School in Black neighborhood to get new classrooms and cafeteria
BY ANDREAS BUTLER
A school in Daytona Beach’s Black community soon will be given a facelift.
The Volusia County School District plans to renovate Westside Elementary located at 1210 Jimmy Ann Drive.
“It’s been long overdue. A renovated Westside will be a great addition to our community. Someone also donated 15 acres of land to the school and this provides us with enough land where we now have ample space to redo the school entirely if we chose,” said School Board Member Ida Duncan Wright.
Right now everything is in a planning phase.
“We are in an early stage of design. We’re kind of moving to a programming phase. We are working out specifications and the concept plan layout proceedings,” stated Saralee Morrissey, the school district’s director for planning.
Growth has facilitated the need to make the school larger.
“Westside is definitely a community school. We are still in the planning stages. We need to be able to accommodate our growing populations. Major renovations are needed. Renovations will definitely benefit students and staff,” commented Principal Willie Williams.
Westside has 630 students but is designed for a capacity of 550 kids. The goal is to be able to accommodate 750 students.
“The school is actually in good shape physically, but we are seeing increases in enrollment there.
The need for renovation is to make it bigger to accommodate growth,” Morrissey noted.
Sixty-six percent of the students attending Westside are African-American, 19 percent are White, 7 percent are listed as multi-racial, and 6½ percent are Hispanic. The rest are Asian or Pacific Islander.
Westside was built in 1966 to meet the needs of the growing population of Daytona’s Westside, according to the district’s website, myvolusiaschools.org.
The original school had eight classrooms, an administration suite and a library. The school also had central air conditioning.
In 1968, eight more classrooms along with a cafeteria and new library were built while the old library was converted into the art and music rooms.
In 1970, another 10 classrooms and a new administrative wing were built.
The school’s colors are blue and white and the mascot is the Eagle.
Parents are open to the renovation.
Lavonda Walker is the mother of Alanna Nelson, a second grader at Westside.
Walker told the Daytona Times, “I think it will be excellent. Former Principal Dr. Judy Wynch pushed for renovations and she did a lot to bring money into the school. Mr. Williams is now doing a great job.
“Renovating the school is good for the community. We need a state-of-the art school here.
Renovating shows that we are investing in our future, which is our children.

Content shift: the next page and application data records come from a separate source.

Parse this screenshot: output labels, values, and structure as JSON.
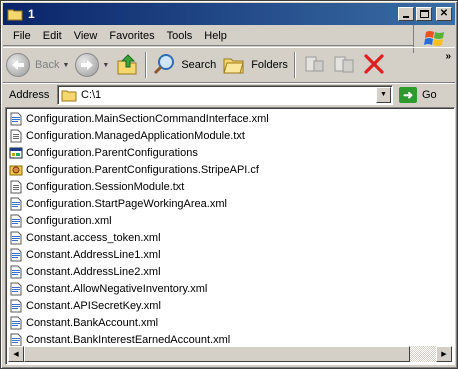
{
  "window": {
    "title": "1"
  },
  "menu": [
    "File",
    "Edit",
    "View",
    "Favorites",
    "Tools",
    "Help"
  ],
  "toolbar": {
    "back_label": "Back",
    "search_label": "Search",
    "folders_label": "Folders",
    "more_chevron": "»"
  },
  "address": {
    "label": "Address",
    "value": "C:\\1",
    "go_label": "Go"
  },
  "files": [
    {
      "name": "Configuration.MainSectionCommandInterface.xml",
      "icon": "xml-file-icon"
    },
    {
      "name": "Configuration.ManagedApplicationModule.txt",
      "icon": "text-file-icon"
    },
    {
      "name": "Configuration.ParentConfigurations",
      "icon": "generic-file-icon"
    },
    {
      "name": "Configuration.ParentConfigurations.StripeAPI.cf",
      "icon": "cf-file-icon"
    },
    {
      "name": "Configuration.SessionModule.txt",
      "icon": "text-file-icon"
    },
    {
      "name": "Configuration.StartPageWorkingArea.xml",
      "icon": "xml-file-icon"
    },
    {
      "name": "Configuration.xml",
      "icon": "xml-file-icon"
    },
    {
      "name": "Constant.access_token.xml",
      "icon": "xml-file-icon"
    },
    {
      "name": "Constant.AddressLine1.xml",
      "icon": "xml-file-icon"
    },
    {
      "name": "Constant.AddressLine2.xml",
      "icon": "xml-file-icon"
    },
    {
      "name": "Constant.AllowNegativeInventory.xml",
      "icon": "xml-file-icon"
    },
    {
      "name": "Constant.APISecretKey.xml",
      "icon": "xml-file-icon"
    },
    {
      "name": "Constant.BankAccount.xml",
      "icon": "xml-file-icon"
    },
    {
      "name": "Constant.BankInterestEarnedAccount.xml",
      "icon": "xml-file-icon"
    }
  ],
  "colors": {
    "titlebar": "#0a246a",
    "face": "#d4d0c8",
    "go": "#2e9b2e"
  }
}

I would definitely attend meetings about information and parent input,” Walker added.
Kareathia Gibson has four children attending Westside.
“I think it is wonderful that they will renovate and make the school bigger. It’s welcomed, especially in regards to them doing something with the parent pickup loop, which is currently terrible,’’ Gibson remarked.
The total cost of renovation is estimated at $15 million and expected to take about 36 months to complete. The start for date has yet to be determined.
The first phase will be adding new classrooms and the second phase will be the construction of a new cafeteria.
“We also want to make sure the cafeteria can fully accommodate its function and the school’s activities,” Morrissey shared.
The third and final phase will be renovation of the parking areas as well as areas for bus pick up and drop off as well as the loop where parents pick up and drop off their kids.
“These renovations will improve the school and also be a benefit to our parents, especially in terms of parking and our parent pick-up loop. Our hope is that all phases are done by 2020,” Williams related.
Morrissey added, “We are going to increase parking and relocate the driveway for and make parent pick up drop off loop larger.”
The school will remain open during the renovation period.
“We will be renovating while the school is still up and operational. It’s challenging, but we have done it before. We did it when we re-did Mainland High School and when we renovated Ormond Middle School,” Morrissey explained.
“We must get up security measures and safety measures to keep construction actually separate from school operations,’’ she added.
Williams echoed, “It is going to be challenging. We just ask for parents to be patient during renovations. We will have meetings with a lot of information for them leading up to the renovations.”